016We’ve enjoyed our trip to London . . . but if you are someone who is bothered by rain, this probably isn’t the place and time of year for you. It has rained every day we’ve been here, and you’ve just got to make do with it. I’ve learned that spending the worst of the storm in a cozy pub drinking a pint of the excellent Fuller’s E.S.B., for example, is a pretty good way of dealing with the English weather.

In contrast to Forrest Gump’s description of the different kinds of rain found in Vietnam, in London in January there seems to be one kind of rain — fat, wet, cold, soaking rain, and heaven help you if the wind is blowing, too. We’ve seen more mangled umbrellas stuffed into rubbish bins in London than you can possibly imagine, even though the Brits are very good about removing the trash every day. London’s weather seems carefully calculated to keep British umbrella manufacturers in business.

Cabinet War Rooms

036In the late 1930s, when war with Nazi Germany became increasingly certain, an employee of the British government was tasked with developing a safe underground complex from which the British government could conduct the impending conflict. The result of his work was the Cabinet War Rooms — or, because they became known by the name of the man who led Great Britain during the conflict, the Churchill War Rooms.

The rooms were locked after victory was achieved in 1945 and left undisturbed for years. Knowledge of the rooms was still restricted, but tours of the rooms were given to some VIPs, who were fascinated and urged that the rooms be made available to the public. As a result, the Cabinet War Rooms were opened to the public. Yesterday Richard and I paid a visit to the rooms, and it was like walking back in time.
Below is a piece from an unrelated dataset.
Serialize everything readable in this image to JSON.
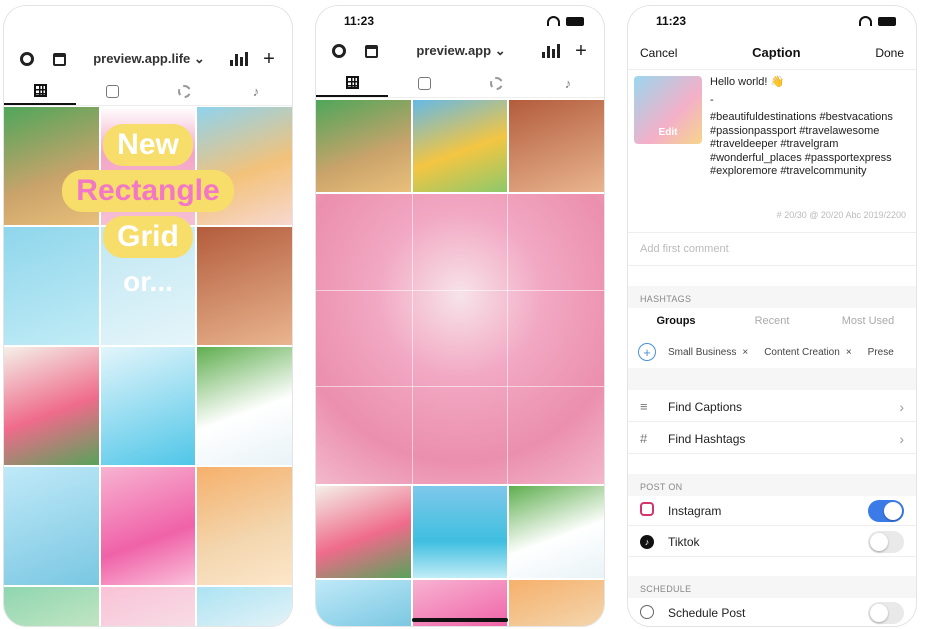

031The War Rooms are located in the basement of a government building a block or so away from 10 Downing Street. The museum itself allows you to walk through the complex, looking at the tiny bedrooms and dining rooms and offices of the people who worked there, the map rooms with different colored yarn to denote Allied and Axis positions, and the offices where different colored phones linked the Prime Minister and head of British armed forces to the various branches of the British military. The entire facility very much has the feel (and faint smell) of a place that was locked when it was no longer needed and left undisturbed for years. It’s wonderful stuff for a history buff.

025One of the nicer aspects of the Cabinet War Rooms was a display at the beginning that showed pictures, correspondence, and in some instances video interview footage of the average British people who worked at this top-secret facility as secretaries, messengers, or code readers. These people kept the precise location and nature of their work a secret for years, risked injury and death by being at the center of London during the Blitz, and then went back to their regular lives after the war ended. It’s heartening to see that their important contributions to the Allied cause were recognized.

The Cabinet War Rooms also include a Winston Churchill museum that provides information about the brilliant and inspirational speaker who led Great Britain for most of the war, before being voted out of office shortly before Japan surrendered. Churchill’s speeches, uniforms, odd work habits, and relations with other world leaders are all addressed in the museum, which would be worth visiting on its own merits.